Introduction
What is it? The CRT movement is interested in studying the relationship among race, racism,
and power. Unlike the/a traditional Civil Rights movement(s), which embraces incrementalism
and step-by-step progress, critical race theory questions the very foundations of the liberal order,
including equality theory, legal reasoning, rationalism and
constitutional law.
It started as a movement in the law in the mid1970s, but has spread beyond that discipline to
other academic and sociological disciplines.
Derrick Bell, Professor of Law at NYU is the
movements intellectual father figure. Alan Freeman
who taught law at SUNY Buffalo also wrote some
foundational documents, including one on the US
Supreme Courts race
jurisprudence (the process of law, the concept and principles behind the law that make up the
law).

A Few Basic Tenets of Critical Race Theory


1. Racism is ordinary not aberrational (something unusual or unexpected) ; oppression is
multifaceted
Racism is the common, everyday experience of most people of color in this country
2. Racism is a permanent, defining component of American Life
Racism is difficult to cure or address
3. CRT challenges the claims of neutrality, objectivity, colorblindness and meritocracy in
society
Race matters, as it affects opportunities, perceptions, income, and so much more
4. Asserts that the experiential knowledge of people of color is appropriate, legitimate and an
integral part to analyzing and understanding racial inequality.
Naming one's own reality"using narrative to illuminate and explore experiences
of racial oppression
5. CRT is a framework that is committed to a social justice agenda to eliminate all forms of
subordination of people
Calls for an active role for all scholars in working toward eliminating racial
oppression as a broad goal of ending all forms of oppression. (UCLA School of
Public Affairs)

What CRT Does / How We Utilize CRT

1. Examining issues around race, racial identify

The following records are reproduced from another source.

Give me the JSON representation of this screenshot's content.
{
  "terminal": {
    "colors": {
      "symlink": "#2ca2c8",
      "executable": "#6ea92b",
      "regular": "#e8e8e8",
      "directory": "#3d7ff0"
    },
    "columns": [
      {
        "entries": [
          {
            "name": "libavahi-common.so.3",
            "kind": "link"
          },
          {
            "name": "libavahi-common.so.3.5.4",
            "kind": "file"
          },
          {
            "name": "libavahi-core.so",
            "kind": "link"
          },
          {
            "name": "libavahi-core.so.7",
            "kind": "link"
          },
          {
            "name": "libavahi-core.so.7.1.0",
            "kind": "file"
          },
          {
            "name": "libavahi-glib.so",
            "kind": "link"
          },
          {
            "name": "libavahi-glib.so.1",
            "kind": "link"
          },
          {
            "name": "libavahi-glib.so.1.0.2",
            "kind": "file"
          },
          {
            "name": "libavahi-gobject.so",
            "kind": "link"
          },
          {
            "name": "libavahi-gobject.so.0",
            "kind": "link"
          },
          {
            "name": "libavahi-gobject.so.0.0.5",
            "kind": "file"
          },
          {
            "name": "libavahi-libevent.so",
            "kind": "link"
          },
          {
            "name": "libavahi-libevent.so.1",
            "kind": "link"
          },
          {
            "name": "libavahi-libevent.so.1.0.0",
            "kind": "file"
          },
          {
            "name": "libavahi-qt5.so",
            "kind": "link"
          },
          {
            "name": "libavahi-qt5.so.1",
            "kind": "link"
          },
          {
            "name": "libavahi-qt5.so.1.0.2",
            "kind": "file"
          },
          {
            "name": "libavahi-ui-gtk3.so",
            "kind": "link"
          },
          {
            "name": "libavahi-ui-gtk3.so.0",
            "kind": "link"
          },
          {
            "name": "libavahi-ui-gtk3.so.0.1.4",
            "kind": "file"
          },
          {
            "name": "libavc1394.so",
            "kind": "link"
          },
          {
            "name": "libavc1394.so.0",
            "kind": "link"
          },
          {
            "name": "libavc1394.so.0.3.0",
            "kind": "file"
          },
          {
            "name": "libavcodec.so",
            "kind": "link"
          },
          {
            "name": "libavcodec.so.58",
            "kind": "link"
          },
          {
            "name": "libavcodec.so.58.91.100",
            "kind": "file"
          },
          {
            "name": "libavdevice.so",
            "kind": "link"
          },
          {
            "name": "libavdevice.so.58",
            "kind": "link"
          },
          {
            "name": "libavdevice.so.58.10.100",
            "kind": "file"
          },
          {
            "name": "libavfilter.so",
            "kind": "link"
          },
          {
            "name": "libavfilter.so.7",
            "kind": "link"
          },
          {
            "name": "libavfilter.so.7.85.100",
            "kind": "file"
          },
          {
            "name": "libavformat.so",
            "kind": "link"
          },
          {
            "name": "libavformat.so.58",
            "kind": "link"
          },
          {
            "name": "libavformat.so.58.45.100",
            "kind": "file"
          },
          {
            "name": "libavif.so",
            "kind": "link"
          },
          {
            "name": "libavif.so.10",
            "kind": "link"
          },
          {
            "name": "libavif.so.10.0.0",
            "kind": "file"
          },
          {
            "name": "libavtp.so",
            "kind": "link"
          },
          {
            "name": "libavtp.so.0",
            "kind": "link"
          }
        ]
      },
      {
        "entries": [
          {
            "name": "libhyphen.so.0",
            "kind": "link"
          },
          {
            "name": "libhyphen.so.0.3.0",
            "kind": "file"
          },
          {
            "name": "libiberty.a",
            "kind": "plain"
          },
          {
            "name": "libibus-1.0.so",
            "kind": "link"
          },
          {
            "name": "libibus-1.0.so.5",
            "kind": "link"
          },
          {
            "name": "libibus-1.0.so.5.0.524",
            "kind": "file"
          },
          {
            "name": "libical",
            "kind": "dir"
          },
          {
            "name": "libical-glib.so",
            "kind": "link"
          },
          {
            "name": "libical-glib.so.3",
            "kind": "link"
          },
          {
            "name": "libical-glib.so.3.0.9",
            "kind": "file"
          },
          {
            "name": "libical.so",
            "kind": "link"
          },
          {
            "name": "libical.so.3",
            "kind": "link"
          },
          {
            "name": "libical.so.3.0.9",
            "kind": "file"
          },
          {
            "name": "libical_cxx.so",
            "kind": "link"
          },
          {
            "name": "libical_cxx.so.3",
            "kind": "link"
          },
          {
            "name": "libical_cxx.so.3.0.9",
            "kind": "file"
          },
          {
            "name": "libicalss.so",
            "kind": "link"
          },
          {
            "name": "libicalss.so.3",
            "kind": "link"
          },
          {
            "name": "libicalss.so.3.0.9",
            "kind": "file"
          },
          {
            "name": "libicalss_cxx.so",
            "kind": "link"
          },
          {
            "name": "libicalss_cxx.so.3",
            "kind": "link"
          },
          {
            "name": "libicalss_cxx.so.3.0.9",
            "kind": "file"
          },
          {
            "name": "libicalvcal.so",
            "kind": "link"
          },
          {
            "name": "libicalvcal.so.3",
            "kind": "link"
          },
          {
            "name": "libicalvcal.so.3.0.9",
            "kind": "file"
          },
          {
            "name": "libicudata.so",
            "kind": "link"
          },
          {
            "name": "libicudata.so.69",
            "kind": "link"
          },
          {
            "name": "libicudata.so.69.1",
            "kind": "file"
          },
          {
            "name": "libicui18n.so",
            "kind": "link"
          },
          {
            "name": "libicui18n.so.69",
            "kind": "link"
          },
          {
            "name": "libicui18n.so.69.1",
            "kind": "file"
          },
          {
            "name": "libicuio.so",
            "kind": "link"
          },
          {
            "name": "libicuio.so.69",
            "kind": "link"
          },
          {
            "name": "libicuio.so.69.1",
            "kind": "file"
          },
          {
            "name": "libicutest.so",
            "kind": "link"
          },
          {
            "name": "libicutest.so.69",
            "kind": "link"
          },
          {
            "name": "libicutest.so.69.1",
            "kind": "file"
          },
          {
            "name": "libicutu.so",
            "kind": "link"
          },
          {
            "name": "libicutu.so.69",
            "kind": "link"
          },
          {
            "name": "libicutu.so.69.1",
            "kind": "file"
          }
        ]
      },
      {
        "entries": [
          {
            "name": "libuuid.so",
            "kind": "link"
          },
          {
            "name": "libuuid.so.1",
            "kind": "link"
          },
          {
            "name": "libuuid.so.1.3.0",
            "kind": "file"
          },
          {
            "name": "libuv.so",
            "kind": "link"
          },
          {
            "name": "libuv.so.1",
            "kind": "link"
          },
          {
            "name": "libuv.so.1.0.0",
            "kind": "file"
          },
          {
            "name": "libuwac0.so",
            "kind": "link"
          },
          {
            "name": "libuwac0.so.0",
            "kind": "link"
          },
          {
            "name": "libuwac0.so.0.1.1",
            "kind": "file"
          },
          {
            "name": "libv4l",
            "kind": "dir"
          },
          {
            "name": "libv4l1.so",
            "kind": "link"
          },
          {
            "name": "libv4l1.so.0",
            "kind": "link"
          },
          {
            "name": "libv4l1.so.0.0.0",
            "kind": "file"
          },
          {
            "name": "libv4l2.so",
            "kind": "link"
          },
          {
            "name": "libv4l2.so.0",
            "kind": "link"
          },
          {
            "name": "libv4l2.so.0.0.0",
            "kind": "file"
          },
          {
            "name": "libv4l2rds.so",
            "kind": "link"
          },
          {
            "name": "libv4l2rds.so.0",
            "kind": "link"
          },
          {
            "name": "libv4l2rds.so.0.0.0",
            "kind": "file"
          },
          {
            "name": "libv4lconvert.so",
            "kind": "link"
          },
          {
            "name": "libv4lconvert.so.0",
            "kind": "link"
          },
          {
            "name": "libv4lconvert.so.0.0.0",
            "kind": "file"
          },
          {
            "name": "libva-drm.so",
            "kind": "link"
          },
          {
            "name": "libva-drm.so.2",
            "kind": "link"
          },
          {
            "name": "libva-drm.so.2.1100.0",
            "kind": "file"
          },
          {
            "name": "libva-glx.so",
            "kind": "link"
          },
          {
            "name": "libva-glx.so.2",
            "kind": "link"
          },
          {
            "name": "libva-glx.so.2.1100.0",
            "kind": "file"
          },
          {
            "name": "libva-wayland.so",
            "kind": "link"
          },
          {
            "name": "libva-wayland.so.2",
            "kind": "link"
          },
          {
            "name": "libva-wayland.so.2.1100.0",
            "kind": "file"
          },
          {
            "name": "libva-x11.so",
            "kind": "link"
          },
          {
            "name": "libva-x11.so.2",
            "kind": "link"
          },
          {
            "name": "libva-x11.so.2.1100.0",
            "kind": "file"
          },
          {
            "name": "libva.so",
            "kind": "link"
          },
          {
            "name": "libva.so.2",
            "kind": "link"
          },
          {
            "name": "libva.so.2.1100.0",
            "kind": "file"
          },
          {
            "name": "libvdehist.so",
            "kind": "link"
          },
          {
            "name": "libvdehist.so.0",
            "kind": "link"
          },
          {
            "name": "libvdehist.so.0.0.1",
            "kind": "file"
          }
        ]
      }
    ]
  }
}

and racism
2. Exploring existing structures of power and
privilege
3. Explores counter narratives from
marginalized racial identities
4. Recognize that there is not one simplistic,
unitary identity
a. Intersectionality, as coined by
Kimberle Crenshaw, Professor of Law
at UCLA and Columbia.
Intersectionality is: the study of
overlapping or intersecting social
identities and related systems of oppression, domination or discrimination. The
theory suggests thatand seeks to examine howvarious biological, social and
cultural categories such as gender, race, class, ability, sexual orientation, religion,
caste, age and other axes of identity interact on multiple and often simultaneous
levels